Supplied records:

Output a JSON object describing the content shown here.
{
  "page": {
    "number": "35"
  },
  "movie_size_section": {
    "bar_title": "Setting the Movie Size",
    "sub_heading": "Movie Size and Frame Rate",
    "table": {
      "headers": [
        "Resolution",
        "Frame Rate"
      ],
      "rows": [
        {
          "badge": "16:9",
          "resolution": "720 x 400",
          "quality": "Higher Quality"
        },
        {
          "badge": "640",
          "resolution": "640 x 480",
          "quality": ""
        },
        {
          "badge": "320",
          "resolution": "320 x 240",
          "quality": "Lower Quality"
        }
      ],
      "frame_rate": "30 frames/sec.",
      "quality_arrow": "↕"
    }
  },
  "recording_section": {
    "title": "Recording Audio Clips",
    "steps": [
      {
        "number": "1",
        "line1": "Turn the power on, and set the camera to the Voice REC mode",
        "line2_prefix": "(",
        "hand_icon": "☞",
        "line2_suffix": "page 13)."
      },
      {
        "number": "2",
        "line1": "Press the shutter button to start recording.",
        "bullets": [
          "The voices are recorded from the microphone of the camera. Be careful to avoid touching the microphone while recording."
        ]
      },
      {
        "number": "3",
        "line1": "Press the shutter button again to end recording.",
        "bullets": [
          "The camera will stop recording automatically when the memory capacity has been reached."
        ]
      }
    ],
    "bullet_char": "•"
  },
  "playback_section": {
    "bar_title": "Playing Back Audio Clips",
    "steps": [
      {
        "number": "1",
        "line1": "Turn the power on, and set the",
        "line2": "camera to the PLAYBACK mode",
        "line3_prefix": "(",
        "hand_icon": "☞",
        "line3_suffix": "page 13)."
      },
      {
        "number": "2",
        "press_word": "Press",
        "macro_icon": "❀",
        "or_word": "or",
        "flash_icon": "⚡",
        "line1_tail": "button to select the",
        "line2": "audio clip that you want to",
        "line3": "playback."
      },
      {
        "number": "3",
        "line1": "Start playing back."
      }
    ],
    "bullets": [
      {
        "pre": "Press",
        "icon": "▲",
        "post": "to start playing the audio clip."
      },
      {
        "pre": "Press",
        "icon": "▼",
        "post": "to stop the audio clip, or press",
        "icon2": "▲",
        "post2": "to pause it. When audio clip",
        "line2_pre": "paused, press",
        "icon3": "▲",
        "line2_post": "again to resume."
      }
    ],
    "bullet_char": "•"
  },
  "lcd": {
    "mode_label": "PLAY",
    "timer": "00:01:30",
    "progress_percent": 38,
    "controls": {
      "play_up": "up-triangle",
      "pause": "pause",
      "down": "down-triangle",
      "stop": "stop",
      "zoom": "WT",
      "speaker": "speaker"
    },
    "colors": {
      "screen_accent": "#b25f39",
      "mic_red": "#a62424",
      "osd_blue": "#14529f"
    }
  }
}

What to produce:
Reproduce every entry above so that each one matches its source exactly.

Answer below:
Output a JSON object describing the content shown here.
{
  "page": {
    "number": "35"
  },
  "movie_size_section": {
    "bar_title": "Setting the Movie Size",
    "sub_heading": "Movie Size and Frame Rate",
    "table": {
      "headers": [
        "Resolution",
        "Frame Rate"
      ],
      "rows": [
        {
          "badge": "16:9",
          "resolution": "720 x 400",
          "quality": "Higher Quality"
        },
        {
          "badge": "640",
          "resolution": "640 x 480",
          "quality": ""
        },
        {
          "badge": "320",
          "resolution": "320 x 240",
          "quality": "Lower Quality"
        }
      ],
      "frame_rate": "30 frames/sec.",
      "quality_arrow": "↕"
    }
  },
  "recording_section": {
    "title": "Recording Audio Clips",
    "steps": [
      {
        "number": "1",
        "line1": "Turn the power on, and set the camera to the Voice REC mode",
        "line2_prefix": "(",
        "hand_icon": "☞",
        "line2_suffix": "page 13)."
      },
      {
        "number": "2",
        "line1": "Press the shutter button to start recording.",
        "bullets": [
          "The voices are recorded from the microphone of the camera. Be careful to avoid touching the microphone while recording."
        ]
      },
      {
        "number": "3",
        "line1": "Press the shutter button again to end recording.",
        "bullets": [
          "The camera will stop recording automatically when the memory capacity has been reached."
        ]
      }
    ],
    "bullet_char": "•"
  },
  "playback_section": {
    "bar_title": "Playing Back Audio Clips",
    "steps": [
      {
        "number": "1",
        "line1": "Turn the power on, and set the",
        "line2": "camera to the PLAYBACK mode",
        "line3_prefix": "(",
        "hand_icon": "☞",
        "line3_suffix": "page 13)."
      },
      {
        "number": "2",
        "press_word": "Press",
        "macro_icon": "❀",
        "or_word": "or",
        "flash_icon": "⚡",
        "line1_tail": "button to select the",
        "line2": "audio clip that you want to",
        "line3": "playback."
      },
      {
        "number": "3",
        "line1": "Start playing back."
      }
    ],
    "bullets": [
      {
        "pre": "Press",
        "icon": "▲",
        "post": "to start playing the audio clip."
      },
      {
        "pre": "Press",
        "icon": "▼",
        "post": "to stop the audio clip, or press",
        "icon2": "▲",
        "post2": "to pause it. When audio clip",
        "line2_pre": "paused, press",
        "icon3": "▲",
        "line2_post": "again to resume."
      }
    ],
    "bullet_char": "•"
  },
  "lcd": {
    "mode_label": "PLAY",
    "timer": "00:01:30",
    "progress_percent": 38,
    "controls": {
      "play_up": "up-triangle",
      "pause": "pause",
      "down": "down-triangle",
      "stop": "stop",
      "zoom": "WT",
      "speaker": "speaker"
    },
    "colors": {
      "screen_accent": "#b25f39",
      "mic_red": "#a62424",
      "osd_blue": "#14529f"
    }
  }
}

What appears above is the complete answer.